The data below should be retyped exactly, with the pictures left out.

**EXERCISE INPUTS**
###

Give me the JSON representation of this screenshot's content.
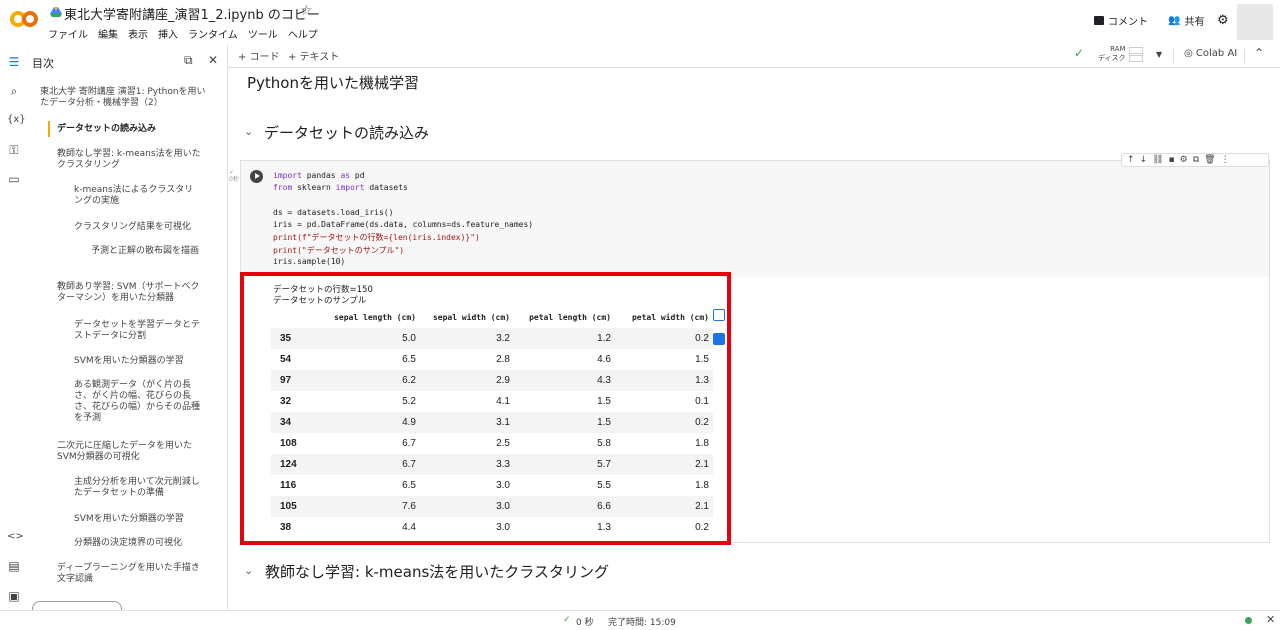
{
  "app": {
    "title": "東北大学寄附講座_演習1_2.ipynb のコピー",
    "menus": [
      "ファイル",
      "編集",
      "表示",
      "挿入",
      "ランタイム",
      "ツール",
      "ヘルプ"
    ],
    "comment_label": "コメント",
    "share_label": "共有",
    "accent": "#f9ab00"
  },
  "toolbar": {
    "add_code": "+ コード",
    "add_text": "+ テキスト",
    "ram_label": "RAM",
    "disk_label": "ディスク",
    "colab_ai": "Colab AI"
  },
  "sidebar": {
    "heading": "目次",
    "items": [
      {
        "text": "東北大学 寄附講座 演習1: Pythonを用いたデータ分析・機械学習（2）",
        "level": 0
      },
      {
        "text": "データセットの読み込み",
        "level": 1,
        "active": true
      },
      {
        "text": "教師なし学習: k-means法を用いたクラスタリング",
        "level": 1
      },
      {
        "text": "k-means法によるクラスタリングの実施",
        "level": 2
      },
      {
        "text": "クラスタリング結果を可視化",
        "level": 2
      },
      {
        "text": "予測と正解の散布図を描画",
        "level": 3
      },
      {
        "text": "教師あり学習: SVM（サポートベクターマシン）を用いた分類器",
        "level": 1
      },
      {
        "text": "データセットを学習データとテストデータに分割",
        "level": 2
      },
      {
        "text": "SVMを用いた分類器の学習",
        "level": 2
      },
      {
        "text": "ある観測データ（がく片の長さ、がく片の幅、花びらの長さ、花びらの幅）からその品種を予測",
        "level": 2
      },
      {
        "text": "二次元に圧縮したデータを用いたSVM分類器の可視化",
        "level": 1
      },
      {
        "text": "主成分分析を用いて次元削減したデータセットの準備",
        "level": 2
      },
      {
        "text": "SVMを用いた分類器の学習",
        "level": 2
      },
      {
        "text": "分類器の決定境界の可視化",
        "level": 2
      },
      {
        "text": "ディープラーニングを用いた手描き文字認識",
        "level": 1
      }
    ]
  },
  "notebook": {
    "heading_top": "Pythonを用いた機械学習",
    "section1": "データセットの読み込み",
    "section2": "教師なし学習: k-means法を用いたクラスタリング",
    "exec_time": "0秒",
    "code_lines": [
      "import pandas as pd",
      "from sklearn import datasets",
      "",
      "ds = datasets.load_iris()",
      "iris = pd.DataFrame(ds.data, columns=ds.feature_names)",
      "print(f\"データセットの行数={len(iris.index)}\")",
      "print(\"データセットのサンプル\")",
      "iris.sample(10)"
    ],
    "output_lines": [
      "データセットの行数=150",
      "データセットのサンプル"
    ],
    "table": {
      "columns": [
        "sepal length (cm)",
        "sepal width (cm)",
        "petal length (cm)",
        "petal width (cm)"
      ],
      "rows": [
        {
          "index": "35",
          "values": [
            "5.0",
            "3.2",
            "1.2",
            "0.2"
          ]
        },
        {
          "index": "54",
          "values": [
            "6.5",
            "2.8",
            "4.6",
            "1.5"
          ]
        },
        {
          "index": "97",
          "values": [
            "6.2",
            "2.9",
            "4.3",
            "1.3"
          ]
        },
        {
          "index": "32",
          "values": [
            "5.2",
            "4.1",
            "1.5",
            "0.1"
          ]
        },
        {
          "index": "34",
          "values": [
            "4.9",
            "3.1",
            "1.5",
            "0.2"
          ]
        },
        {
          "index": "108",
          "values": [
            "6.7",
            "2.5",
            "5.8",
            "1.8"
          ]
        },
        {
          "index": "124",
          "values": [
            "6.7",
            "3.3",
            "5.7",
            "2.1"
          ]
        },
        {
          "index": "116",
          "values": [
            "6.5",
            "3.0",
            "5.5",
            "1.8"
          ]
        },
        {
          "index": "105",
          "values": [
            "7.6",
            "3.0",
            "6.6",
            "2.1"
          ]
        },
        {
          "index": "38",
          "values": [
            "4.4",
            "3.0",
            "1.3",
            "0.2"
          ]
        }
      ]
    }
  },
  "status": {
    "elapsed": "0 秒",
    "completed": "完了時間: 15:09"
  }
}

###

**WRITTEN ANSWER**
Give me the JSON representation of this screenshot's content.
{
  "app": {
    "title": "東北大学寄附講座_演習1_2.ipynb のコピー",
    "menus": [
      "ファイル",
      "編集",
      "表示",
      "挿入",
      "ランタイム",
      "ツール",
      "ヘルプ"
    ],
    "comment_label": "コメント",
    "share_label": "共有",
    "accent": "#f9ab00"
  },
  "toolbar": {
    "add_code": "+ コード",
    "add_text": "+ テキスト",
    "ram_label": "RAM",
    "disk_label": "ディスク",
    "colab_ai": "Colab AI"
  },
  "sidebar": {
    "heading": "目次",
    "items": [
      {
        "text": "東北大学 寄附講座 演習1: Pythonを用いたデータ分析・機械学習（2）",
        "level": 0
      },
      {
        "text": "データセットの読み込み",
        "level": 1,
        "active": true
      },
      {
        "text": "教師なし学習: k-means法を用いたクラスタリング",
        "level": 1
      },
      {
        "text": "k-means法によるクラスタリングの実施",
        "level": 2
      },
      {
        "text": "クラスタリング結果を可視化",
        "level": 2
      },
      {
        "text": "予測と正解の散布図を描画",
        "level": 3
      },
      {
        "text": "教師あり学習: SVM（サポートベクターマシン）を用いた分類器",
        "level": 1
      },
      {
        "text": "データセットを学習データとテストデータに分割",
        "level": 2
      },
      {
        "text": "SVMを用いた分類器の学習",
        "level": 2
      },
      {
        "text": "ある観測データ（がく片の長さ、がく片の幅、花びらの長さ、花びらの幅）からその品種を予測",
        "level": 2
      },
      {
        "text": "二次元に圧縮したデータを用いたSVM分類器の可視化",
        "level": 1
      },
      {
        "text": "主成分分析を用いて次元削減したデータセットの準備",
        "level": 2
      },
      {
        "text": "SVMを用いた分類器の学習",
        "level": 2
      },
      {
        "text": "分類器の決定境界の可視化",
        "level": 2
      },
      {
        "text": "ディープラーニングを用いた手描き文字認識",
        "level": 1
      }
    ]
  },
  "notebook": {
    "heading_top": "Pythonを用いた機械学習",
    "section1": "データセットの読み込み",
    "section2": "教師なし学習: k-means法を用いたクラスタリング",
    "exec_time": "0秒",
    "code_lines": [
      "import pandas as pd",
      "from sklearn import datasets",
      "",
      "ds = datasets.load_iris()",
      "iris = pd.DataFrame(ds.data, columns=ds.feature_names)",
      "print(f\"データセットの行数={len(iris.index)}\")",
      "print(\"データセットのサンプル\")",
      "iris.sample(10)"
    ],
    "output_lines": [
      "データセットの行数=150",
      "データセットのサンプル"
    ],
    "table": {
      "columns": [
        "sepal length (cm)",
        "sepal width (cm)",
        "petal length (cm)",
        "petal width (cm)"
      ],
      "rows": [
        {
          "index": "35",
          "values": [
            "5.0",
            "3.2",
            "1.2",
            "0.2"
          ]
        },
        {
          "index": "54",
          "values": [
            "6.5",
            "2.8",
            "4.6",
            "1.5"
          ]
        },
        {
          "index": "97",
          "values": [
            "6.2",
            "2.9",
            "4.3",
            "1.3"
          ]
        },
        {
          "index": "32",
          "values": [
            "5.2",
            "4.1",
            "1.5",
            "0.1"
          ]
        },
        {
          "index": "34",
          "values": [
            "4.9",
            "3.1",
            "1.5",
            "0.2"
          ]
        },
        {
          "index": "108",
          "values": [
            "6.7",
            "2.5",
            "5.8",
            "1.8"
          ]
        },
        {
          "index": "124",
          "values": [
            "6.7",
            "3.3",
            "5.7",
            "2.1"
          ]
        },
        {
          "index": "116",
          "values": [
            "6.5",
            "3.0",
            "5.5",
            "1.8"
          ]
        },
        {
          "index": "105",
          "values": [
            "7.6",
            "3.0",
            "6.6",
            "2.1"
          ]
        },
        {
          "index": "38",
          "values": [
            "4.4",
            "3.0",
            "1.3",
            "0.2"
          ]
        }
      ]
    }
  },
  "status": {
    "elapsed": "0 秒",
    "completed": "完了時間: 15:09"
  }
}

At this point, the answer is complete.